*TASK DESCRIPTION*.
All the data should be printed again exactly as written.

*THE DATA*.
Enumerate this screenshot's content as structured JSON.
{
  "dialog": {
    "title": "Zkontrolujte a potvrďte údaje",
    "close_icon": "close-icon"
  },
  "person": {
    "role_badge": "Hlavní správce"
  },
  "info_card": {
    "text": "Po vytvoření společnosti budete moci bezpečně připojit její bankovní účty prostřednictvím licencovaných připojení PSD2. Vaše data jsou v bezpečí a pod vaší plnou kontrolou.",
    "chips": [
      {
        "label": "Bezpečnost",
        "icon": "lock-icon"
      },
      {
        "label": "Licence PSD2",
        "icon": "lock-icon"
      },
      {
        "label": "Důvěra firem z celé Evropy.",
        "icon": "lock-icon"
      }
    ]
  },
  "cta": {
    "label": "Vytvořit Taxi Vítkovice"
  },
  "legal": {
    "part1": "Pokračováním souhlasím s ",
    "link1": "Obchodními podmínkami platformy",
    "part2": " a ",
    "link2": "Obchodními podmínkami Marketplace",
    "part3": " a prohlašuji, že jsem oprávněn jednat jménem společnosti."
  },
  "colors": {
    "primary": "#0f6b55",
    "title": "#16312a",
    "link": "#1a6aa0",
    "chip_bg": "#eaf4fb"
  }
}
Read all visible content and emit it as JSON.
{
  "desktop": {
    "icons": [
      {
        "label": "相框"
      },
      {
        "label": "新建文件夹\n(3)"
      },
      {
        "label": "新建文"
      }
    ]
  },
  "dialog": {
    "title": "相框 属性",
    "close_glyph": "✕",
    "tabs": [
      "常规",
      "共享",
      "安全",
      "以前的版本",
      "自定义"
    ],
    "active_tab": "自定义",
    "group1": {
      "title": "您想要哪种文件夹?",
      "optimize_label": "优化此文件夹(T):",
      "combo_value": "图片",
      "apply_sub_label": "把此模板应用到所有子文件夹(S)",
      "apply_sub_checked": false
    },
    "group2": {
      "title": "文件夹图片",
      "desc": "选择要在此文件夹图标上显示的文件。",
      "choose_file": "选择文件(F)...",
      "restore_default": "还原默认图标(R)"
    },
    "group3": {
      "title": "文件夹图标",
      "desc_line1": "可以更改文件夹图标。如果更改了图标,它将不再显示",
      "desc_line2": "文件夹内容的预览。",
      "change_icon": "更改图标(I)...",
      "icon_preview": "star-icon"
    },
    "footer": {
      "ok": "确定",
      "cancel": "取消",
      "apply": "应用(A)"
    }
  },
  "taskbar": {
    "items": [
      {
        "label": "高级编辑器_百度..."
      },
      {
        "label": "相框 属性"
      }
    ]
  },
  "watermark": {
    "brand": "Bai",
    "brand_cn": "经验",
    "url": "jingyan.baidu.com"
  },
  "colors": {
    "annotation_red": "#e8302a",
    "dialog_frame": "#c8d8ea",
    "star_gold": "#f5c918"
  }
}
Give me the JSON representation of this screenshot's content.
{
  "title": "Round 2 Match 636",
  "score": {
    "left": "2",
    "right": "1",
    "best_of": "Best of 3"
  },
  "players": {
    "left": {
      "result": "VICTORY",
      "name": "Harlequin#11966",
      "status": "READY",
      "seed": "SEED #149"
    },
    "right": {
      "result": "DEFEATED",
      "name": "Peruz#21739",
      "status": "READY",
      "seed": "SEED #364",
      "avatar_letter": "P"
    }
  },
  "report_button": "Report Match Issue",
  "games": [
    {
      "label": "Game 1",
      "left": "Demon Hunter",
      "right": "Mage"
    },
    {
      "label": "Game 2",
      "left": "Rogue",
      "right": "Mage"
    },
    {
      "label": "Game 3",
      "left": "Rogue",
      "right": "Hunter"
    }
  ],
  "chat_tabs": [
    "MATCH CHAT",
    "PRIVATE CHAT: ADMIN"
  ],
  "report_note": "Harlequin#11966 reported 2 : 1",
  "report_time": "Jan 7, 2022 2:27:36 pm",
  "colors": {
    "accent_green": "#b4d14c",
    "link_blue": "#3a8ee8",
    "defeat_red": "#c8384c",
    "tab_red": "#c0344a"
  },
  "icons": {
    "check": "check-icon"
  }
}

*FINISHED TASK*.
Enumerate this screenshot's content as structured JSON.
{
  "dialog": {
    "title": "Zkontrolujte a potvrďte údaje",
    "close_icon": "close-icon"
  },
  "person": {
    "role_badge": "Hlavní správce"
  },
  "info_card": {
    "text": "Po vytvoření společnosti budete moci bezpečně připojit její bankovní účty prostřednictvím licencovaných připojení PSD2. Vaše data jsou v bezpečí a pod vaší plnou kontrolou.",
    "chips": [
      {
        "label": "Bezpečnost",
        "icon": "lock-icon"
      },
      {
        "label": "Licence PSD2",
        "icon": "lock-icon"
      },
      {
        "label": "Důvěra firem z celé Evropy.",
        "icon": "lock-icon"
      }
    ]
  },
  "cta": {
    "label": "Vytvořit Taxi Vítkovice"
  },
  "legal": {
    "part1": "Pokračováním souhlasím s ",
    "link1": "Obchodními podmínkami platformy",
    "part2": " a ",
    "link2": "Obchodními podmínkami Marketplace",
    "part3": " a prohlašuji, že jsem oprávněn jednat jménem společnosti."
  },
  "colors": {
    "primary": "#0f6b55",
    "title": "#16312a",
    "link": "#1a6aa0",
    "chip_bg": "#eaf4fb"
  }
}
Read all visible content and emit it as JSON.
{
  "desktop": {
    "icons": [
      {
        "label": "相框"
      },
      {
        "label": "新建文件夹\n(3)"
      },
      {
        "label": "新建文"
      }
    ]
  },
  "dialog": {
    "title": "相框 属性",
    "close_glyph": "✕",
    "tabs": [
      "常规",
      "共享",
      "安全",
      "以前的版本",
      "自定义"
    ],
    "active_tab": "自定义",
    "group1": {
      "title": "您想要哪种文件夹?",
      "optimize_label": "优化此文件夹(T):",
      "combo_value": "图片",
      "apply_sub_label": "把此模板应用到所有子文件夹(S)",
      "apply_sub_checked": false
    },
    "group2": {
      "title": "文件夹图片",
      "desc": "选择要在此文件夹图标上显示的文件。",
      "choose_file": "选择文件(F)...",
      "restore_default": "还原默认图标(R)"
    },
    "group3": {
      "title": "文件夹图标",
      "desc_line1": "可以更改文件夹图标。如果更改了图标,它将不再显示",
      "desc_line2": "文件夹内容的预览。",
      "change_icon": "更改图标(I)...",
      "icon_preview": "star-icon"
    },
    "footer": {
      "ok": "确定",
      "cancel": "取消",
      "apply": "应用(A)"
    }
  },
  "taskbar": {
    "items": [
      {
        "label": "高级编辑器_百度..."
      },
      {
        "label": "相框 属性"
      }
    ]
  },
  "watermark": {
    "brand": "Bai",
    "brand_cn": "经验",
    "url": "jingyan.baidu.com"
  },
  "colors": {
    "annotation_red": "#e8302a",
    "dialog_frame": "#c8d8ea",
    "star_gold": "#f5c918"
  }
}
Give me the JSON representation of this screenshot's content.
{
  "title": "Round 2 Match 636",
  "score": {
    "left": "2",
    "right": "1",
    "best_of": "Best of 3"
  },
  "players": {
    "left": {
      "result": "VICTORY",
      "name": "Harlequin#11966",
      "status": "READY",
      "seed": "SEED #149"
    },
    "right": {
      "result": "DEFEATED",
      "name": "Peruz#21739",
      "status": "READY",
      "seed": "SEED #364",
      "avatar_letter": "P"
    }
  },
  "report_button": "Report Match Issue",
  "games": [
    {
      "label": "Game 1",
      "left": "Demon Hunter",
      "right": "Mage"
    },
    {
      "label": "Game 2",
      "left": "Rogue",
      "right": "Mage"
    },
    {
      "label": "Game 3",
      "left": "Rogue",
      "right": "Hunter"
    }
  ],
  "chat_tabs": [
    "MATCH CHAT",
    "PRIVATE CHAT: ADMIN"
  ],
  "report_note": "Harlequin#11966 reported 2 : 1",
  "report_time": "Jan 7, 2022 2:27:36 pm",
  "colors": {
    "accent_green": "#b4d14c",
    "link_blue": "#3a8ee8",
    "defeat_red": "#c8384c",
    "tab_red": "#c0344a"
  },
  "icons": {
    "check": "check-icon"
  }
}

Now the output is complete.